It was also the first Final Fantasy game where each of the party members had their own lines to say. In the first game the four main playable character were speechless.
NES EmulationFinal Fantasy II for the NES was never released by Squaresoft outside of Japan. However the game has been translated to English by amateur translators. To play this version a NES emulator and the patched/translated ROM file are required.
SoundtrackThe Queens Temptation track on the Final Fantasy I+II soundtrack is not a piece written by Nobuo Uematsu. The tune is a small part of Pyotr Ilyich Tchaikovsky's famous Swan Lake ballet.
The unreleased Dungeon track on the Final Fantasy I+II soundtrack CD was not used in the final version of Final Fantasy II. However, an almost exactly identical version, though with a few more instruments, is played in the Magic House in Final Fantasy VI.
Save GameWhen you're saving your game, you'll have to choose one of the four slots to save to, then, if there was already a file in the slot you selected, a message will ask you if you really want to overwrite the data which is stored here. Actually, if you reset your console at this time, you'll note that the game is already saved! Looks like the actual program does save the game first and cancel the save afterwards if you select "no". This could be useful if you're saving too much quickly.
TitleThe game called Final Fantasy II in the West (originally released for SNES) was in fact Final Fantasy IV (it was the fourth game of the series that hit the Japanese market).
Wonderswan ColorThe Wonderswan Color re-release features much better graphics and slight changes in gameplay system (for example, the characters target the next enemy automatically in battles). This release is nearly identical to Final Fantasy Origins for PlayStation (of course, it doesn't have the CG intro).
Information provided here also contributed by Bregalad, Roedie, and Metal Overlord.
Related Web Sites
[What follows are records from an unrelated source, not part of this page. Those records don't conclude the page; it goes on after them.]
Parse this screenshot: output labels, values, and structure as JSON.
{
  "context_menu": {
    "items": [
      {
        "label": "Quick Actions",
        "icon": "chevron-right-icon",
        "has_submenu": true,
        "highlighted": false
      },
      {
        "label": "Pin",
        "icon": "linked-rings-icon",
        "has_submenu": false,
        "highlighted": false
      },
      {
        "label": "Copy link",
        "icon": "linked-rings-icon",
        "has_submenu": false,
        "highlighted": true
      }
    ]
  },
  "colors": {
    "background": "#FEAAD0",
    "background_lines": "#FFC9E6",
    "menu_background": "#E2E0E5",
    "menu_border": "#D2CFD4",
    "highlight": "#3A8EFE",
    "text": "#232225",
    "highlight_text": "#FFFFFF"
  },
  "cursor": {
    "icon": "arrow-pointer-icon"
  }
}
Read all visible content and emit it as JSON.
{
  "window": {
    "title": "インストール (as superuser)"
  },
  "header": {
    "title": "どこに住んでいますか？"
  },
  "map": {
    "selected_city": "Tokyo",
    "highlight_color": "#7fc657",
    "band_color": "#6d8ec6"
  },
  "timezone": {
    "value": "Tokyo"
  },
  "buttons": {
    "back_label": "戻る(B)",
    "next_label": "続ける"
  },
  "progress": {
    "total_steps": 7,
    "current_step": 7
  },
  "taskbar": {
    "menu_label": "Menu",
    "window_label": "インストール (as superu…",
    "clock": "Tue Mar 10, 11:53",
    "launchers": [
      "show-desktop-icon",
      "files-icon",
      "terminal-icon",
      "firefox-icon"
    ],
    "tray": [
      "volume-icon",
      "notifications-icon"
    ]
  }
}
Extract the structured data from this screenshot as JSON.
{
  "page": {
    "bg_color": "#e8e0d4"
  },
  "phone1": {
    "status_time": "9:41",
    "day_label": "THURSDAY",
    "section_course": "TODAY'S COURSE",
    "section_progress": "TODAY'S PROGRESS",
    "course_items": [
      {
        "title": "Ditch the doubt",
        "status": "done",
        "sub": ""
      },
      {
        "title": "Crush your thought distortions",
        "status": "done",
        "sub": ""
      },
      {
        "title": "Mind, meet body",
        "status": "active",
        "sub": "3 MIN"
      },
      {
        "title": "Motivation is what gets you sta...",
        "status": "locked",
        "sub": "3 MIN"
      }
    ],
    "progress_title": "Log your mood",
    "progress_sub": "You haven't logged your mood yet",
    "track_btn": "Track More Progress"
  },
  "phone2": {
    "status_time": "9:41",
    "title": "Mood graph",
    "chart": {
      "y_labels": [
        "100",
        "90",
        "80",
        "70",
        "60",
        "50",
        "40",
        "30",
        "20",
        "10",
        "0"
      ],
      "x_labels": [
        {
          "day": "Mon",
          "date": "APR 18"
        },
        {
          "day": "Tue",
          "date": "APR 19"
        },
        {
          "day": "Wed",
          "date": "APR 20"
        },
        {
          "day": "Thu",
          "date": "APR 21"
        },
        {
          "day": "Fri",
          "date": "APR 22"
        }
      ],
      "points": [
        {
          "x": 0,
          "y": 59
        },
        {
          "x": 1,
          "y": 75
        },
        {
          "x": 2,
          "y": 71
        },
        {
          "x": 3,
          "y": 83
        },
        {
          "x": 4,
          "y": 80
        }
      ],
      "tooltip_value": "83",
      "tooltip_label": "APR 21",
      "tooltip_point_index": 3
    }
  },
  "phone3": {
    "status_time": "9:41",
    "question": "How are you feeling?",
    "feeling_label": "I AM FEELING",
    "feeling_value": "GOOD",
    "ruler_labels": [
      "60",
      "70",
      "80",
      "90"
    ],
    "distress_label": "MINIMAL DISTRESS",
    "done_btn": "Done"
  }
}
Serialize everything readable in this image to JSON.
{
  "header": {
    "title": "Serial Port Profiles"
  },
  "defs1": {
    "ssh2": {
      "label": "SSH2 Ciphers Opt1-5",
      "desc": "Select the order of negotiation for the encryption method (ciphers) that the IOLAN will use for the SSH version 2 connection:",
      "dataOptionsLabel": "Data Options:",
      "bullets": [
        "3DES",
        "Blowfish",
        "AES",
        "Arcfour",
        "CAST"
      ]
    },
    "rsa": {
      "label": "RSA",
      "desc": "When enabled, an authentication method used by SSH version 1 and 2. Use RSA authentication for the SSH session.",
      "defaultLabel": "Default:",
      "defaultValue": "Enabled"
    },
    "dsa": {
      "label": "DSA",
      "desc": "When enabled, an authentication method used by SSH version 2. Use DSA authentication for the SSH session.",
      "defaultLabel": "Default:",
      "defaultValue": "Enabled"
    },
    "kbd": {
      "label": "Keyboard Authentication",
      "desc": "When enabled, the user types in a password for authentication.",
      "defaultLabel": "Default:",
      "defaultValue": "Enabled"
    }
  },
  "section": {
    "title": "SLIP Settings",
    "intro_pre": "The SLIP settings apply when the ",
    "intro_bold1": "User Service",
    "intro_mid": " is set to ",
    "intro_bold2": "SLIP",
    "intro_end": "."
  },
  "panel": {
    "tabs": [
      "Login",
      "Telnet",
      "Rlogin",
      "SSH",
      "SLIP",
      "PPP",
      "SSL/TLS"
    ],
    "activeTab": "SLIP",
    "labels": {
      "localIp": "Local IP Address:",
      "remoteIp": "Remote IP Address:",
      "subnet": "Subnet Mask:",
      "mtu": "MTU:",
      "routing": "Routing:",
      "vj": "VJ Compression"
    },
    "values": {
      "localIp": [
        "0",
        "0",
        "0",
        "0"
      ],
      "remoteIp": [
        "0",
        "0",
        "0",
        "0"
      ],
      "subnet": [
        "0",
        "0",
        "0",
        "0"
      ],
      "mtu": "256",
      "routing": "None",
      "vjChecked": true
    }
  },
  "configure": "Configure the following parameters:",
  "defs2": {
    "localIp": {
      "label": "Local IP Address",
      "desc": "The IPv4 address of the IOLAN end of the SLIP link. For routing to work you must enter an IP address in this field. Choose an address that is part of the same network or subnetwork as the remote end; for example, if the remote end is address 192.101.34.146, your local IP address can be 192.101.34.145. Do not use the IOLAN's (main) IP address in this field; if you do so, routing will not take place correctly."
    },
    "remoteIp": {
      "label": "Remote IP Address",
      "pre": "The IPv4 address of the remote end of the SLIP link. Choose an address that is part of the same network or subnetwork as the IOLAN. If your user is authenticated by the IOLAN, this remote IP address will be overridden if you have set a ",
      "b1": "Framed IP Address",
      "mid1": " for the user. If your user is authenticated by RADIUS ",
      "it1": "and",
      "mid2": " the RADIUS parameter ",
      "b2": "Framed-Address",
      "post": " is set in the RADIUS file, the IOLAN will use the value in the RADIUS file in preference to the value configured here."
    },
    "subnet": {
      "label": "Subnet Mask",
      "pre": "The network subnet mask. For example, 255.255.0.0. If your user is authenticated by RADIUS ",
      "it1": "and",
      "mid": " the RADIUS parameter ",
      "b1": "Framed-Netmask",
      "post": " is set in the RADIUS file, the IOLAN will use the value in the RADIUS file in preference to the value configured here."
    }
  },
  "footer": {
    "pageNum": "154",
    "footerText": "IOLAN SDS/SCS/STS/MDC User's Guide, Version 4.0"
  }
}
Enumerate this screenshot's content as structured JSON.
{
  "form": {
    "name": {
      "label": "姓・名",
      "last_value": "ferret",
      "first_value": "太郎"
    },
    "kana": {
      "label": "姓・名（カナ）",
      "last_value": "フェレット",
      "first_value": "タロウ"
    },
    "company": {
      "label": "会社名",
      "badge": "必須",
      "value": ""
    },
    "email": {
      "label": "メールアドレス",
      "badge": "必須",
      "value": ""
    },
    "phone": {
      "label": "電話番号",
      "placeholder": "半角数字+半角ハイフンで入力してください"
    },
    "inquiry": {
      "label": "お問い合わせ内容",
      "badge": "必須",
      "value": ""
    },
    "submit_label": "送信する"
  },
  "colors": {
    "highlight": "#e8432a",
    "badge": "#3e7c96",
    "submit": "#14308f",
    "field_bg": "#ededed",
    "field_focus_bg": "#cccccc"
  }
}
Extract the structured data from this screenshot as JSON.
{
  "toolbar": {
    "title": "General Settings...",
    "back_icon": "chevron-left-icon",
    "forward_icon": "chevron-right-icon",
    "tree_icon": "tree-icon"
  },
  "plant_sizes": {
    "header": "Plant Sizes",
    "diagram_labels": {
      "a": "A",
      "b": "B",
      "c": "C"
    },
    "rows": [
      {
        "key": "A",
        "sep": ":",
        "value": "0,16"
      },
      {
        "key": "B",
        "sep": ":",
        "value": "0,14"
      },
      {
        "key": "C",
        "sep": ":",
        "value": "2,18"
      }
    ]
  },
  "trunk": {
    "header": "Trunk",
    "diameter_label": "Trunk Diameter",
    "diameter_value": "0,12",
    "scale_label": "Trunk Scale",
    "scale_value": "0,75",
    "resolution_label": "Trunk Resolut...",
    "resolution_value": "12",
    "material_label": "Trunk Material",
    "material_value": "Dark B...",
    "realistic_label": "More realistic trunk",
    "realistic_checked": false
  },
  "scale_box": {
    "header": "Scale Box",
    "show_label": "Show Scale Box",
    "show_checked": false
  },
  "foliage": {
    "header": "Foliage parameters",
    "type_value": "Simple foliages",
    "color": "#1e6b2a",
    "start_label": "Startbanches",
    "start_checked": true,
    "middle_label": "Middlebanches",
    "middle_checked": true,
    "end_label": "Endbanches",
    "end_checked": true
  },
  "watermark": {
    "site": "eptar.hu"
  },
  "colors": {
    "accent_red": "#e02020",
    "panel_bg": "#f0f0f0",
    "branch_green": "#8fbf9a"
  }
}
- FF-Fan (archived) (A fansite that offers all kinds of information on the entire Final Fantasy franchise, including walkthroughs, game media, discussion boards and fan art.)